### Task brief
Lines below that include the word "subtitle" should each be copied.

### Provided records
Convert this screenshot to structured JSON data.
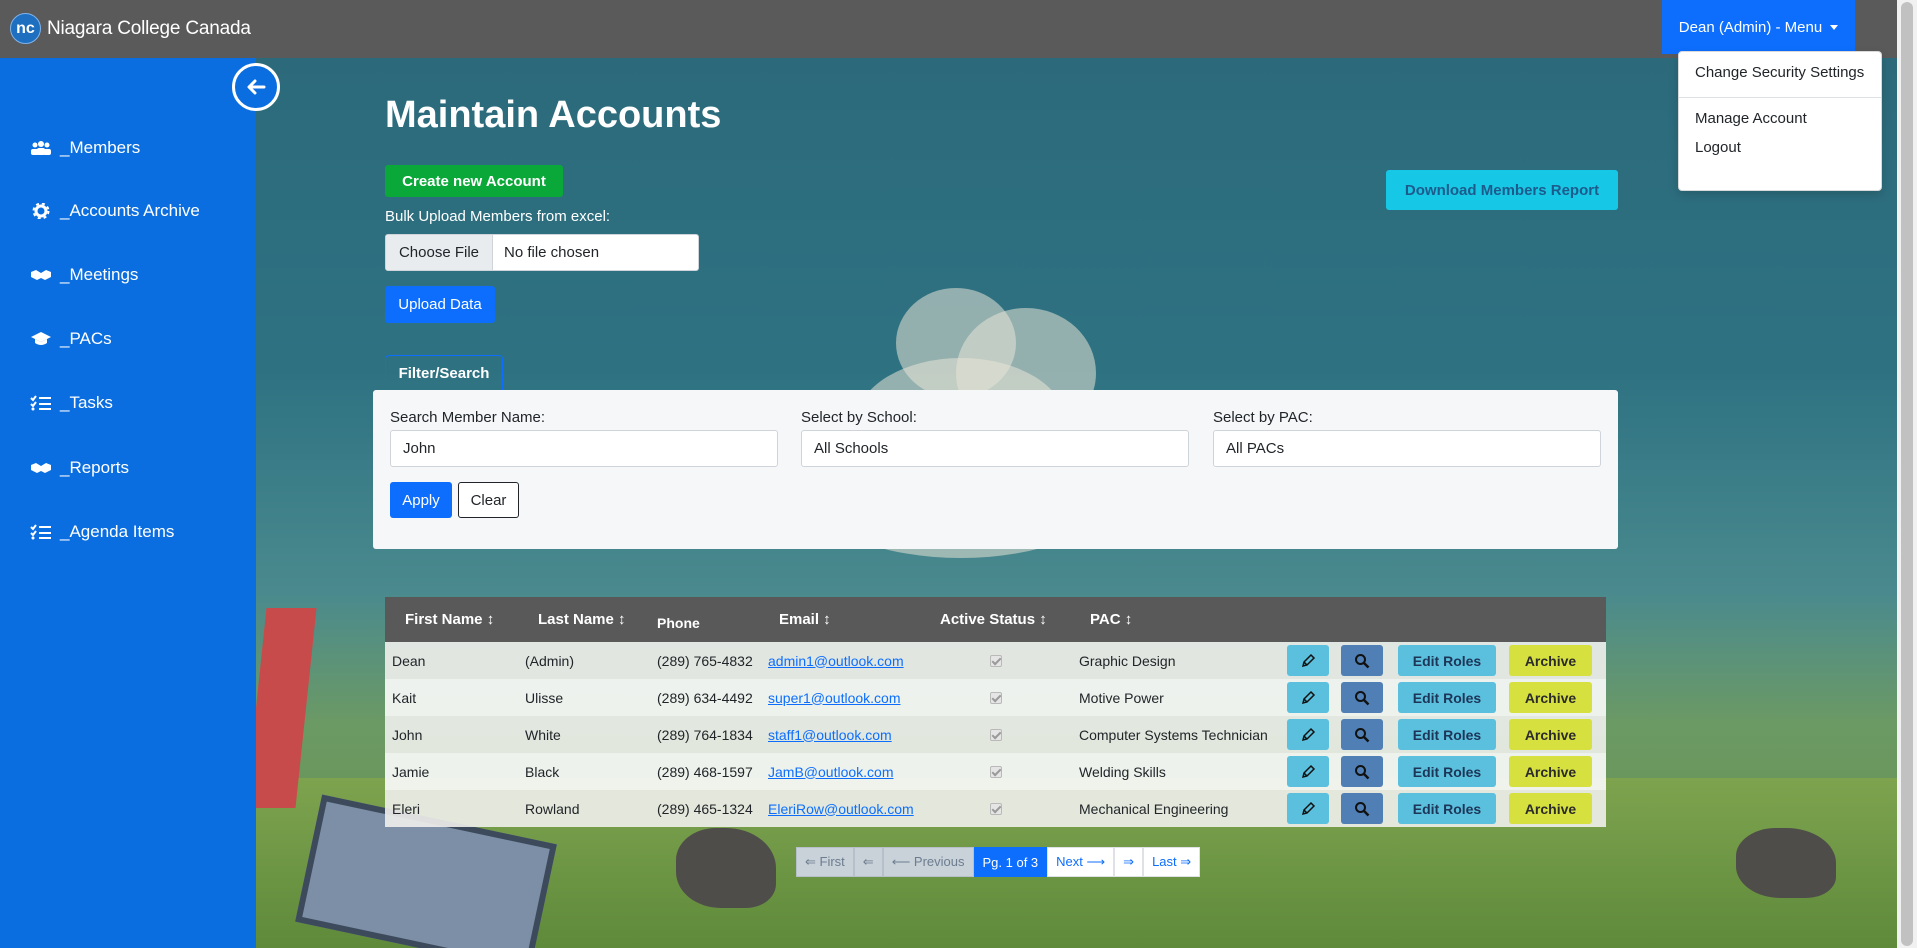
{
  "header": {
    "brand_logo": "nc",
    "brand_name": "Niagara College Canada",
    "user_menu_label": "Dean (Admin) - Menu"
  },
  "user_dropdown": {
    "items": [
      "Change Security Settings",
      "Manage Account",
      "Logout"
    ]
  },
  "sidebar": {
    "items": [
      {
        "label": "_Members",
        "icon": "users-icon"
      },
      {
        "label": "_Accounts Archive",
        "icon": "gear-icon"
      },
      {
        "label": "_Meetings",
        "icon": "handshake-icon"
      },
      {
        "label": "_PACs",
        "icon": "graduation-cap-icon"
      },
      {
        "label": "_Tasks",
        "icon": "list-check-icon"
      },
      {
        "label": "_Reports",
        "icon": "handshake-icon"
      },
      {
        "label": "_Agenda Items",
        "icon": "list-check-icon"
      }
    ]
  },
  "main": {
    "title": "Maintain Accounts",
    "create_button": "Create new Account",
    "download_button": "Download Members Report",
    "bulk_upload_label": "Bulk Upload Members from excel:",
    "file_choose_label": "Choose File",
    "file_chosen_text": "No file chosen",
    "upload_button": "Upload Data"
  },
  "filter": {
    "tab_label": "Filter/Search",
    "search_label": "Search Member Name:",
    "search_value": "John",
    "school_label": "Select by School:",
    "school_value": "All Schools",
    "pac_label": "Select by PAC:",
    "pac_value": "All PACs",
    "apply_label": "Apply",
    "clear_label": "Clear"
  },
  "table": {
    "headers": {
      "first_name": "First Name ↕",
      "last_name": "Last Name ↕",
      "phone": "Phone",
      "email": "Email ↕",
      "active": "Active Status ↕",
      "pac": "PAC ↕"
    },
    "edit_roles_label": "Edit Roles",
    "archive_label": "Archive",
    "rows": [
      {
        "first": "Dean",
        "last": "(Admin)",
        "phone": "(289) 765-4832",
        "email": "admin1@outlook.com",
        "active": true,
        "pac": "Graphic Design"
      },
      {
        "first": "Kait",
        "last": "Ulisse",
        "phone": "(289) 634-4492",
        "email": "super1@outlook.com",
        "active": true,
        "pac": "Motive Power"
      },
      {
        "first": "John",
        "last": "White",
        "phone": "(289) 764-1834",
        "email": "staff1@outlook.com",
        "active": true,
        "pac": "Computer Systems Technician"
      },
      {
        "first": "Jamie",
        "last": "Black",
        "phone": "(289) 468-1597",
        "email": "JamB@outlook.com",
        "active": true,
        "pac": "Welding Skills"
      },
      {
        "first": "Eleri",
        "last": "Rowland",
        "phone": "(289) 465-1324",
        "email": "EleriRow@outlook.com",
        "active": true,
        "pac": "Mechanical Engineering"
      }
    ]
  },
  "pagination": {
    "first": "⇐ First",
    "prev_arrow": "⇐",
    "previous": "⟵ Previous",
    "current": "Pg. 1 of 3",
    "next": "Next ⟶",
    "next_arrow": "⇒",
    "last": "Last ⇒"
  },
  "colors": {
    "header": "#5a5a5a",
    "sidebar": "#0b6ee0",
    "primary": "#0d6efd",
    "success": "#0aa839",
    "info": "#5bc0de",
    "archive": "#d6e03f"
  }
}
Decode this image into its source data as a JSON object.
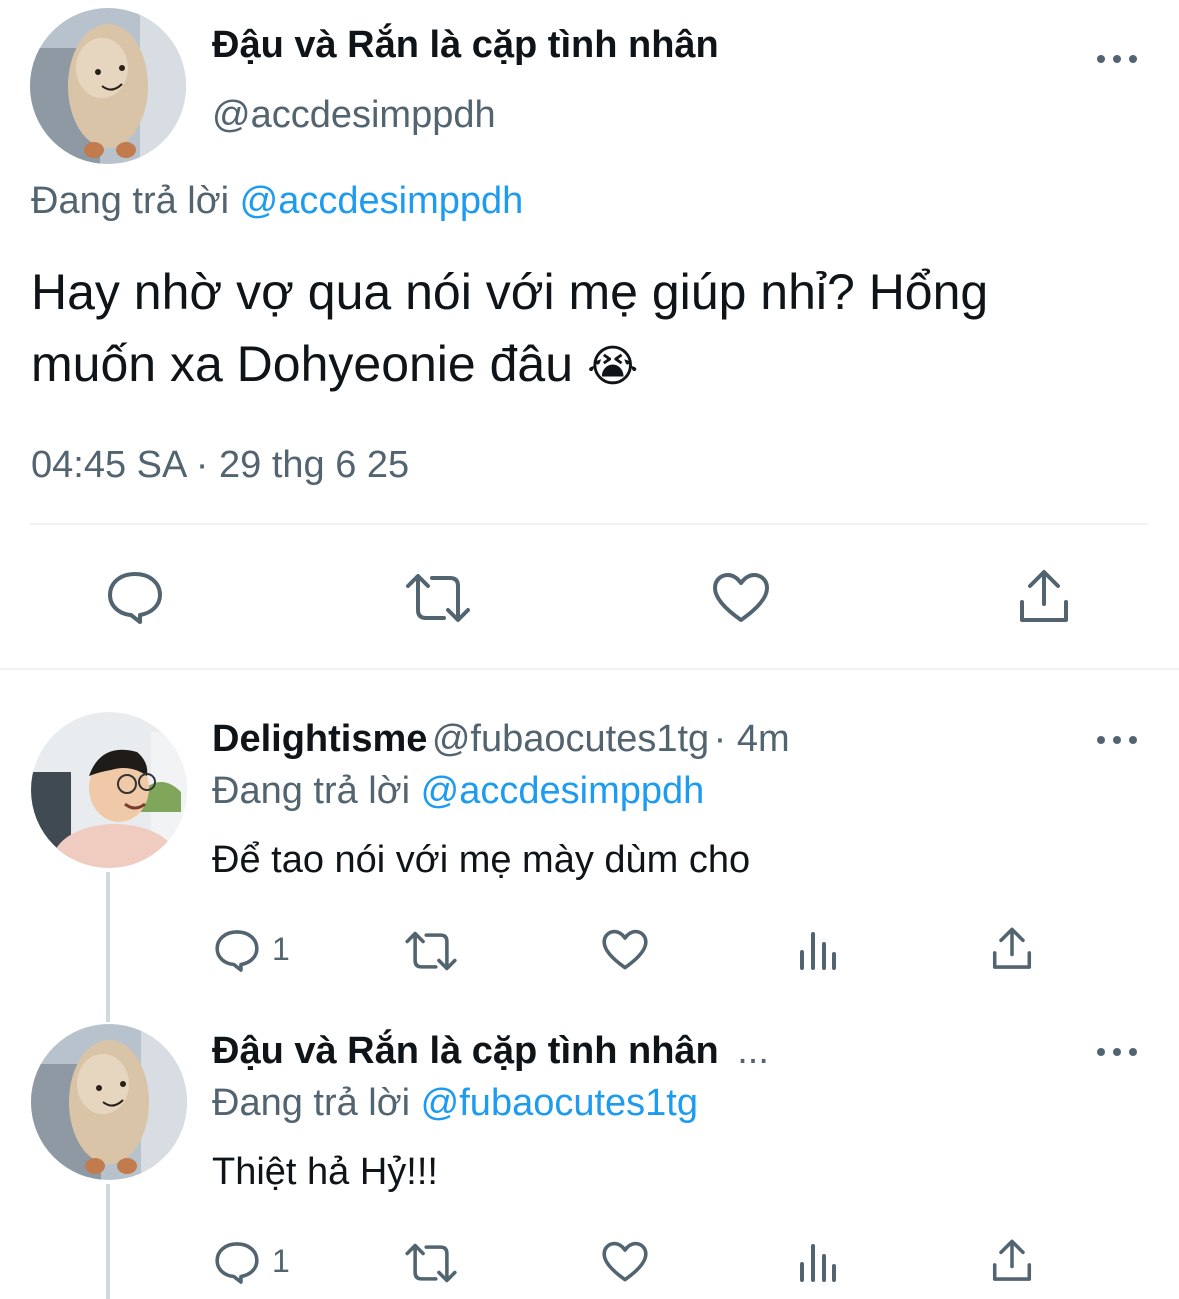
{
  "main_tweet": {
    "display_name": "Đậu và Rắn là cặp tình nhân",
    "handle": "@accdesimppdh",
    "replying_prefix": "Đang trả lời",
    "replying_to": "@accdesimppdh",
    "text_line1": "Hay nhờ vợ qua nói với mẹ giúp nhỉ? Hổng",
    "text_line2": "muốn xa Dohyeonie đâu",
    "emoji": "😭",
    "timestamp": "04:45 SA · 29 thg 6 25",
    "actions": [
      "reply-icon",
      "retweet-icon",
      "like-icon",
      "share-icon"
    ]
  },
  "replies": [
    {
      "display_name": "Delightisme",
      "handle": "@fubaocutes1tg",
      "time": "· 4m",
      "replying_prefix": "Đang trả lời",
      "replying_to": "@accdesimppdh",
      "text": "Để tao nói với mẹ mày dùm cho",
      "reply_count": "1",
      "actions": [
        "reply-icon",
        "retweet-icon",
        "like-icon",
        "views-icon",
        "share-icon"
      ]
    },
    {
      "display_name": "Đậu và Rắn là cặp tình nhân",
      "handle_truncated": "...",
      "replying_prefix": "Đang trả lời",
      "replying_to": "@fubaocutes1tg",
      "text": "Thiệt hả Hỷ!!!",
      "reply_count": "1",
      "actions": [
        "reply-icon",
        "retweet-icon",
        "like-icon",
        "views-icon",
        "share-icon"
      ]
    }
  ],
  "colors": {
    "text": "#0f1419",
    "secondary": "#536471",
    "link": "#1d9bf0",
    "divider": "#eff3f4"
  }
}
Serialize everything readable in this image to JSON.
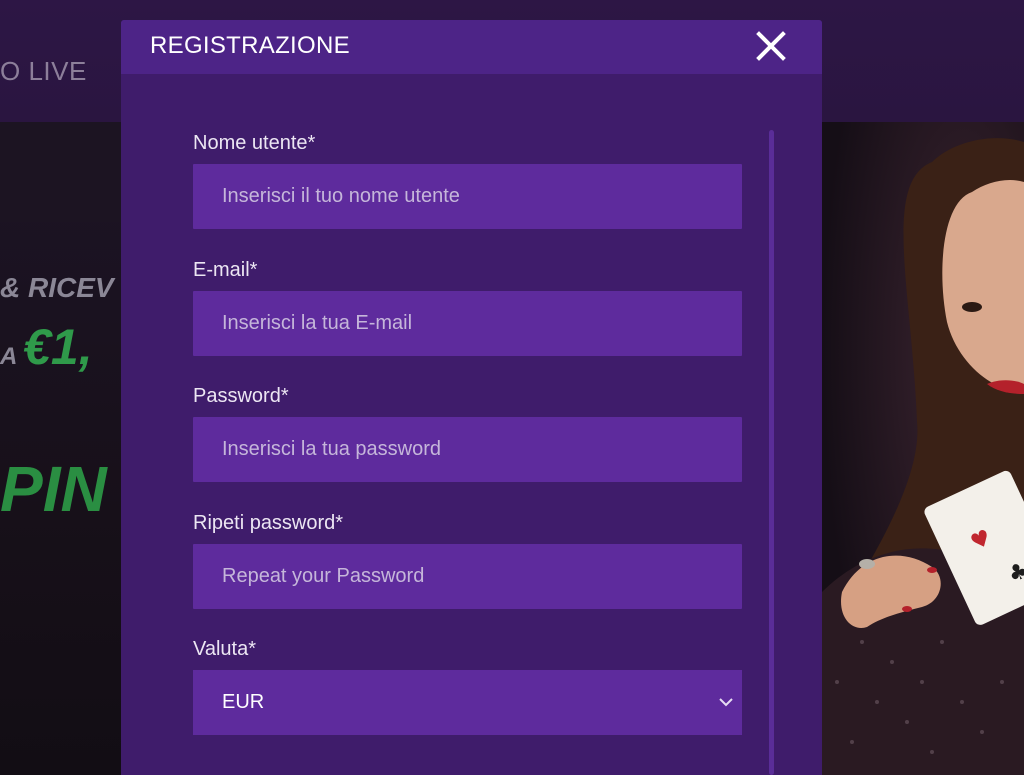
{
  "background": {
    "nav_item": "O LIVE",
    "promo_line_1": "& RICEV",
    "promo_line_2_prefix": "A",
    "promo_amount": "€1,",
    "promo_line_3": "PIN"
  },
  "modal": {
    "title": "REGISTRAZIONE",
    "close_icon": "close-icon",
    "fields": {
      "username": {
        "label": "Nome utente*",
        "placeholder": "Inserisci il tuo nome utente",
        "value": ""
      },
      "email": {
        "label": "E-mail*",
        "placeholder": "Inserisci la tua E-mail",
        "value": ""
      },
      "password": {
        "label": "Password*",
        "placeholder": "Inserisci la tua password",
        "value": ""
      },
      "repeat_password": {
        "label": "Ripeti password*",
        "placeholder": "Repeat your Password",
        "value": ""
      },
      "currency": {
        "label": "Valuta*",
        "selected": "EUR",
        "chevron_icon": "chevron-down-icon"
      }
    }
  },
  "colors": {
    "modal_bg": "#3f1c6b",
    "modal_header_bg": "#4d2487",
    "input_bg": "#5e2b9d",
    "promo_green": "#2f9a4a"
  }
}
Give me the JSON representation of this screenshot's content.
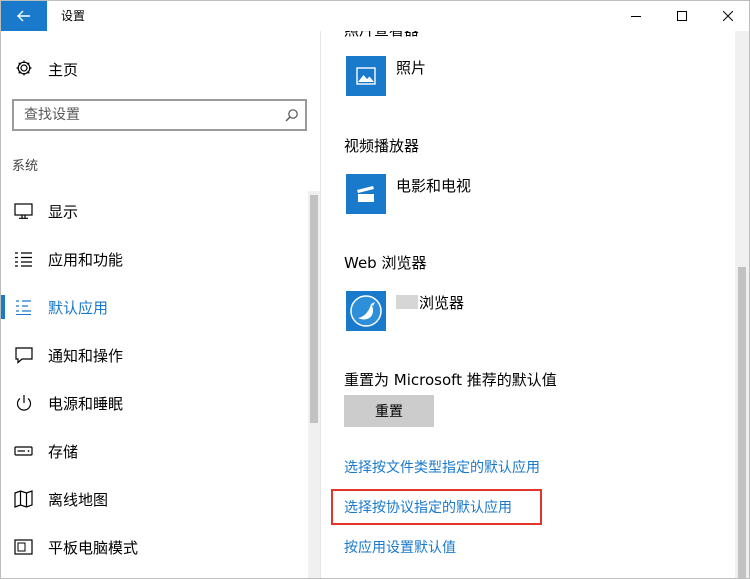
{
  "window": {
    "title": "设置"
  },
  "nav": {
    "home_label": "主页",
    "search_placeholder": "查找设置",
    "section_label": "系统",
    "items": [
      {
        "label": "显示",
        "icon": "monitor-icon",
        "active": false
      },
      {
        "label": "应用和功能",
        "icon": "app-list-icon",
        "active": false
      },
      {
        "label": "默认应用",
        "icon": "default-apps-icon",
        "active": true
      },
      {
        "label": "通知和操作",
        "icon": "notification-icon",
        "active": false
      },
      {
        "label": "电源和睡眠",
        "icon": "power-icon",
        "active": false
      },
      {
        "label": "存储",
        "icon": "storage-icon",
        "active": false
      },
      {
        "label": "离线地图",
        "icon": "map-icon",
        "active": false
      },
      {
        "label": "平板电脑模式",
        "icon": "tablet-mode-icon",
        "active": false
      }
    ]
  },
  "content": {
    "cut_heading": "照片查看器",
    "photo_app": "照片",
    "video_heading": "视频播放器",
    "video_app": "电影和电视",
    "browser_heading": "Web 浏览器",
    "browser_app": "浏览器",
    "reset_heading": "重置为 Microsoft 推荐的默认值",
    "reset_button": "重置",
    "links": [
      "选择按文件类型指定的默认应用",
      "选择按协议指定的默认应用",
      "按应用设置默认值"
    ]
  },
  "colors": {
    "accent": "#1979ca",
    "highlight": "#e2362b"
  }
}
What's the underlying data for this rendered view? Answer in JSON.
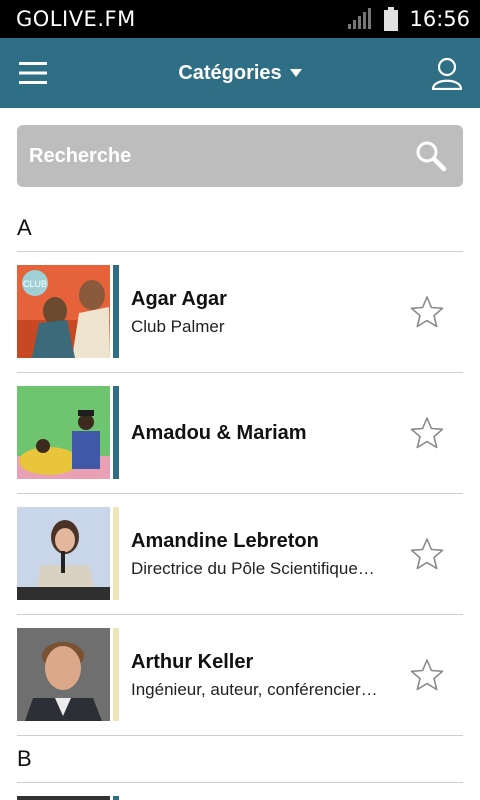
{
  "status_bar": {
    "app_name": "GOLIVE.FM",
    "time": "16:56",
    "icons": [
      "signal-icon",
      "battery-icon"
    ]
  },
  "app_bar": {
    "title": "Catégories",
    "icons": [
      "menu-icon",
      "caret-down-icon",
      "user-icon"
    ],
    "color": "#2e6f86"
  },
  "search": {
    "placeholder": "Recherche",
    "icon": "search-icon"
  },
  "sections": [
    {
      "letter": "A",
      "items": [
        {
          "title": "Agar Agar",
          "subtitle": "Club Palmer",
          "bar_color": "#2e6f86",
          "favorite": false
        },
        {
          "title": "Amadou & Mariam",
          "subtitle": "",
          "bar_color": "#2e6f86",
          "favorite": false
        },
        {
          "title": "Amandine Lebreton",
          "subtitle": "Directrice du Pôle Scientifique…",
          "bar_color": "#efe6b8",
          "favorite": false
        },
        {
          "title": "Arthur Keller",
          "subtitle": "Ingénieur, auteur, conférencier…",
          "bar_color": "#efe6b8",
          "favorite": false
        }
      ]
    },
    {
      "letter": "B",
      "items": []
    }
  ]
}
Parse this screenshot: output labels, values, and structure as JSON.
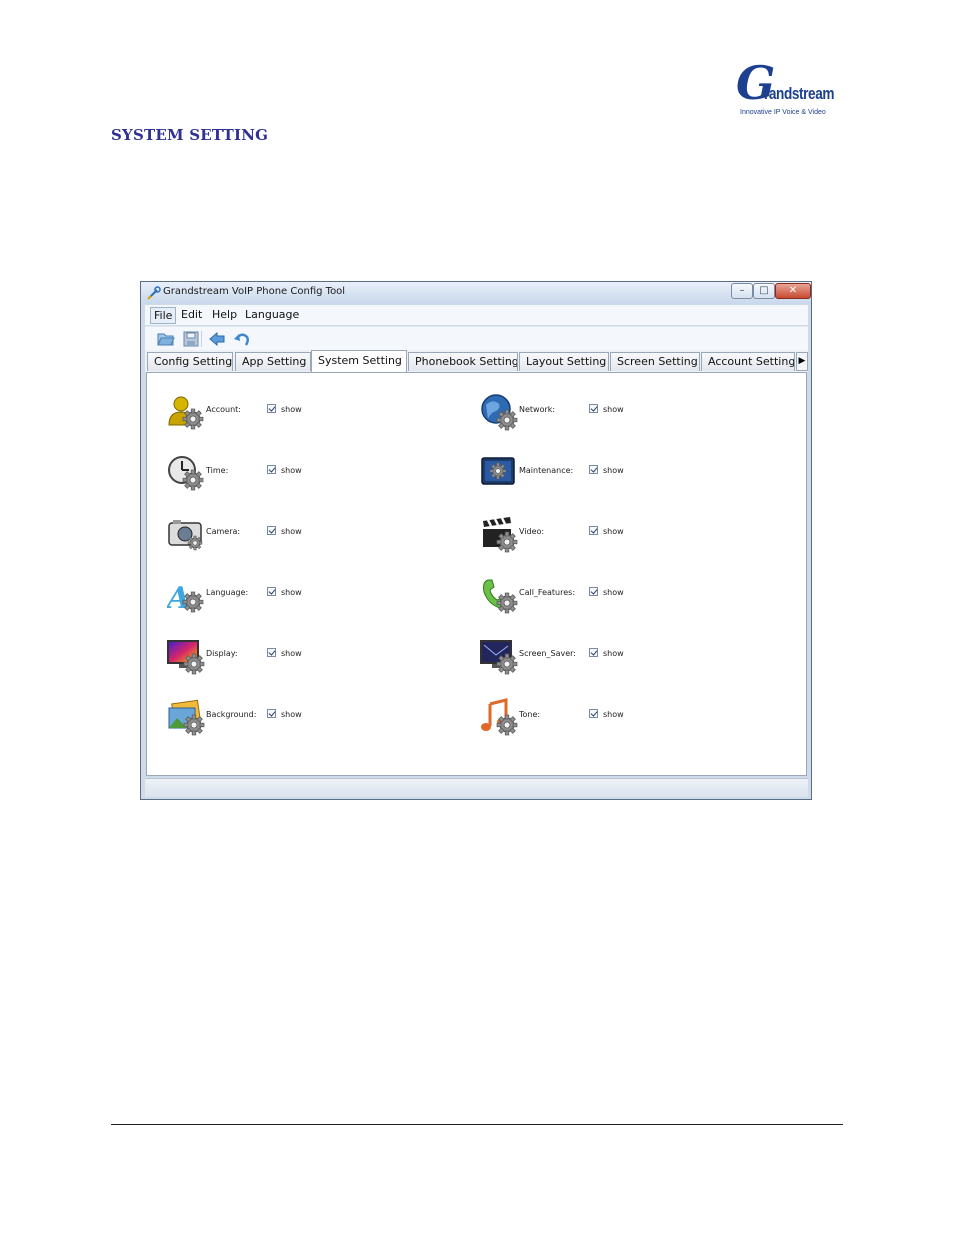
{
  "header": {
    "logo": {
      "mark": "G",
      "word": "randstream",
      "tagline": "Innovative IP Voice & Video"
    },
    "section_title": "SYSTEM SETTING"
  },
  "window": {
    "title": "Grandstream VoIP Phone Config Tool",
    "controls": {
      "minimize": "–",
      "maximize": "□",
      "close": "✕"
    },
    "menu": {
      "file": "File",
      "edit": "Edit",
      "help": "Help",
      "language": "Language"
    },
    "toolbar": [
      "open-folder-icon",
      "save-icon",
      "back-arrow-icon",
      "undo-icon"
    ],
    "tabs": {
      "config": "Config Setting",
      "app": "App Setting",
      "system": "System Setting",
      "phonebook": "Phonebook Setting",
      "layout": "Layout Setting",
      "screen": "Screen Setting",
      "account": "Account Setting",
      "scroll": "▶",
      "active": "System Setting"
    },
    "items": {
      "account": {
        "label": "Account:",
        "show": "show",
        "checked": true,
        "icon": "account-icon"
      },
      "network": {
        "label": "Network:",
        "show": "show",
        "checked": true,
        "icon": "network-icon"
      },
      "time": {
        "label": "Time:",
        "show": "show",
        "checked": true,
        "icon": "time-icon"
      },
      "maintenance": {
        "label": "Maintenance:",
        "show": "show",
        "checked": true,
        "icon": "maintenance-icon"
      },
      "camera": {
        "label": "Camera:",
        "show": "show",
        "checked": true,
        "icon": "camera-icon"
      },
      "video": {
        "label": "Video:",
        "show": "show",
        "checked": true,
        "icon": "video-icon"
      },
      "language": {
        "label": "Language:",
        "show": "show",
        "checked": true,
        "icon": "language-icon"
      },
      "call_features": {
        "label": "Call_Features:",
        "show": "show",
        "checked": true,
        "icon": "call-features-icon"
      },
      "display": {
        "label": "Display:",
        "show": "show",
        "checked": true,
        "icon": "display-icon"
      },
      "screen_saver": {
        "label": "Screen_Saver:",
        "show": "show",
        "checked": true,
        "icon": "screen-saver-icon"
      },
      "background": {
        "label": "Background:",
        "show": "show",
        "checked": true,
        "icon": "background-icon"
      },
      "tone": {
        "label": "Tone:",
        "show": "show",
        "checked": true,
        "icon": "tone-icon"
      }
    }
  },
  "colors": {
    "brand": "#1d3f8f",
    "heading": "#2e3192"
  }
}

### Completed task
          "subtitle": "Club Palmer",
          "subtitle": "",
          "subtitle": "Directrice du Pôle Scientifique…",
          "subtitle": "Ingénieur, auteur, conférencier…",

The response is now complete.